- **PROBLEM TO WORK ON**:
All of the data, except its images, should be set down exactly as it appears.

++++++

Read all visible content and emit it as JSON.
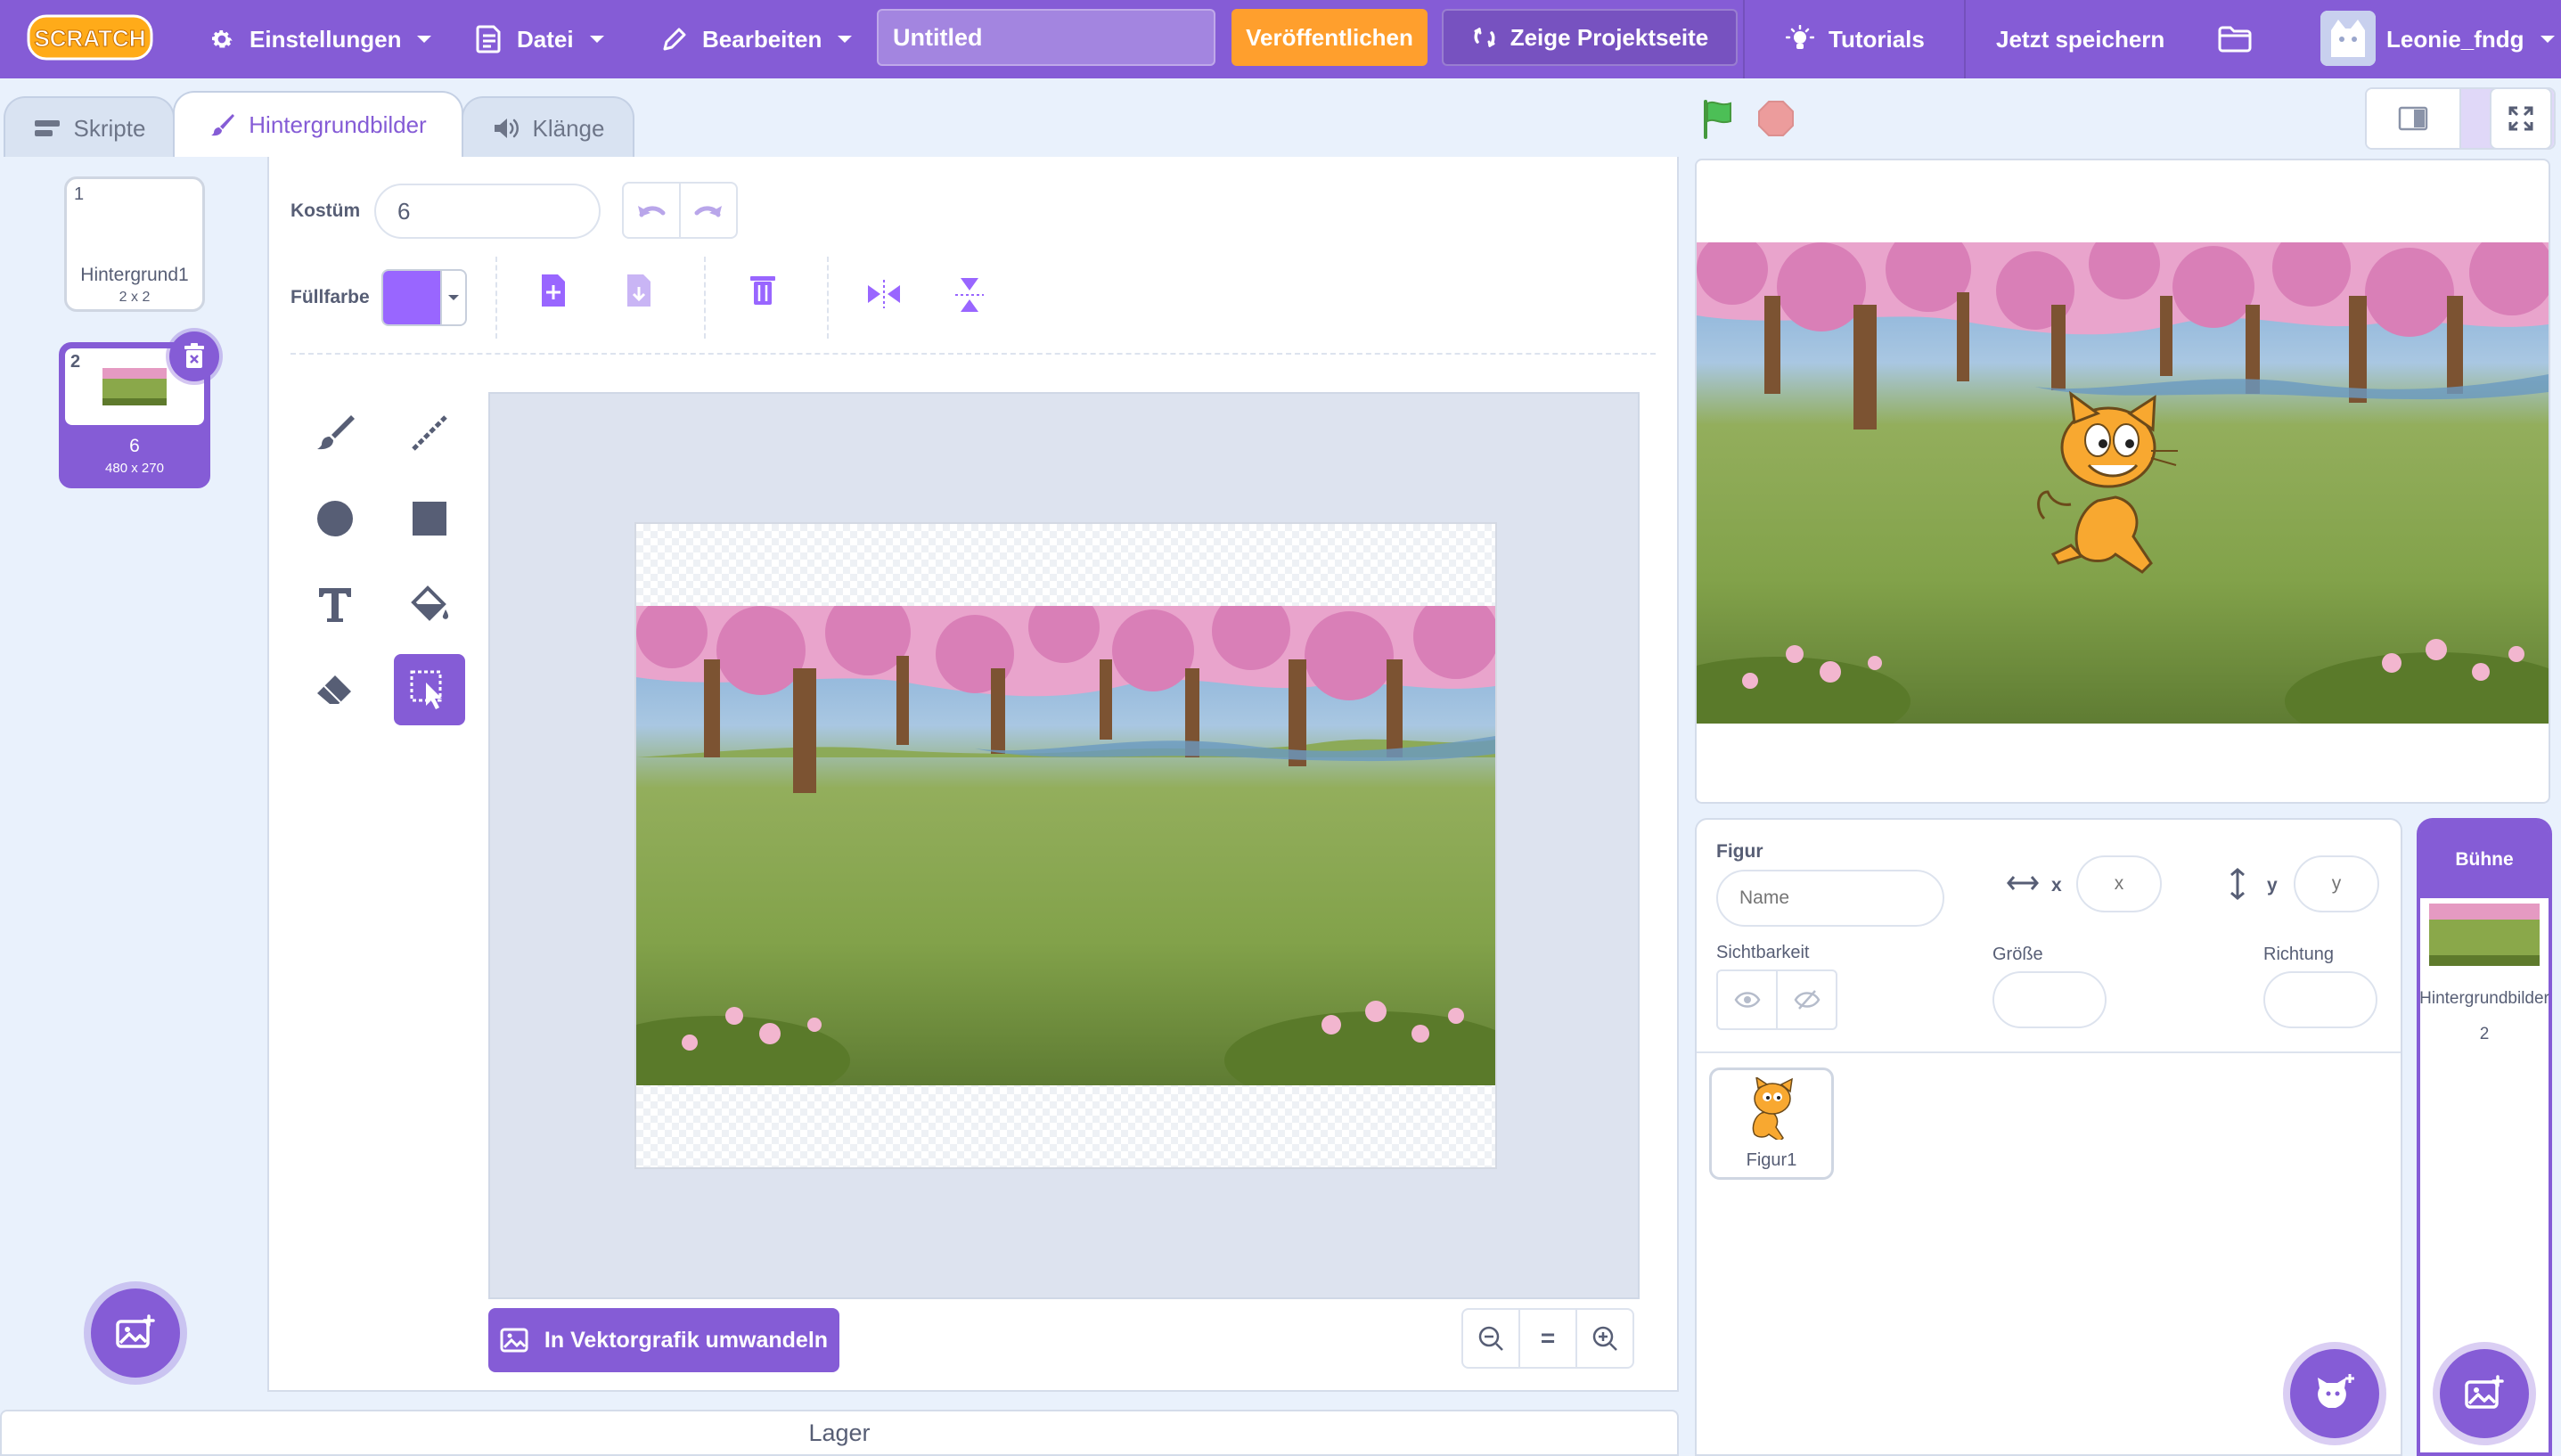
{
  "menubar": {
    "logo_text": "SCRATCH",
    "settings_label": "Einstellungen",
    "file_label": "Datei",
    "edit_label": "Bearbeiten",
    "project_title": "Untitled",
    "publish_label": "Veröffentlichen",
    "project_page_label": "Zeige Projektseite",
    "tutorials_label": "Tutorials",
    "save_now_label": "Jetzt speichern",
    "username": "Leonie_fndg"
  },
  "tabs": [
    {
      "label": "Skripte",
      "icon": "code-icon"
    },
    {
      "label": "Hintergrundbilder",
      "icon": "paintbrush-icon",
      "active": true
    },
    {
      "label": "Klänge",
      "icon": "speaker-icon"
    }
  ],
  "costumes": [
    {
      "index": "1",
      "name": "Hintergrund1",
      "size": "2 x 2",
      "selected": false
    },
    {
      "index": "2",
      "name": "6",
      "size": "480 x 270",
      "selected": true
    }
  ],
  "paint_editor": {
    "costume_label": "Kostüm",
    "costume_name": "6",
    "fill_label": "Füllfarbe",
    "fill_color": "#9966ff",
    "convert_button": "In Vektorgrafik umwandeln",
    "zoom_reset_label": "="
  },
  "bottom": {
    "backpack_label": "Lager"
  },
  "sprite_info": {
    "sprite_label": "Figur",
    "name_placeholder": "Name",
    "x_label": "x",
    "x_placeholder": "x",
    "y_label": "y",
    "y_placeholder": "y",
    "visibility_label": "Sichtbarkeit",
    "size_label": "Größe",
    "direction_label": "Richtung"
  },
  "sprites": [
    {
      "name": "Figur1"
    }
  ],
  "stage_pane": {
    "header": "Bühne",
    "backdrops_label": "Hintergrundbilder",
    "backdrops_count": "2"
  },
  "colors": {
    "menu_bg": "#855cd6",
    "accent": "#855cd6",
    "publish": "#ff9f2d",
    "green_flag": "#4cbf56",
    "stop": "#ec9c9c"
  }
}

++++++

- **OUTPUT FOR THIS EXERCISE**:
Read all visible content and emit it as JSON.
{
  "menubar": {
    "logo_text": "SCRATCH",
    "settings_label": "Einstellungen",
    "file_label": "Datei",
    "edit_label": "Bearbeiten",
    "project_title": "Untitled",
    "publish_label": "Veröffentlichen",
    "project_page_label": "Zeige Projektseite",
    "tutorials_label": "Tutorials",
    "save_now_label": "Jetzt speichern",
    "username": "Leonie_fndg"
  },
  "tabs": [
    {
      "label": "Skripte",
      "icon": "code-icon"
    },
    {
      "label": "Hintergrundbilder",
      "icon": "paintbrush-icon",
      "active": true
    },
    {
      "label": "Klänge",
      "icon": "speaker-icon"
    }
  ],
  "costumes": [
    {
      "index": "1",
      "name": "Hintergrund1",
      "size": "2 x 2",
      "selected": false
    },
    {
      "index": "2",
      "name": "6",
      "size": "480 x 270",
      "selected": true
    }
  ],
  "paint_editor": {
    "costume_label": "Kostüm",
    "costume_name": "6",
    "fill_label": "Füllfarbe",
    "fill_color": "#9966ff",
    "convert_button": "In Vektorgrafik umwandeln",
    "zoom_reset_label": "="
  },
  "bottom": {
    "backpack_label": "Lager"
  },
  "sprite_info": {
    "sprite_label": "Figur",
    "name_placeholder": "Name",
    "x_label": "x",
    "x_placeholder": "x",
    "y_label": "y",
    "y_placeholder": "y",
    "visibility_label": "Sichtbarkeit",
    "size_label": "Größe",
    "direction_label": "Richtung"
  },
  "sprites": [
    {
      "name": "Figur1"
    }
  ],
  "stage_pane": {
    "header": "Bühne",
    "backdrops_label": "Hintergrundbilder",
    "backdrops_count": "2"
  },
  "colors": {
    "menu_bg": "#855cd6",
    "accent": "#855cd6",
    "publish": "#ff9f2d",
    "green_flag": "#4cbf56",
    "stop": "#ec9c9c"
  }
}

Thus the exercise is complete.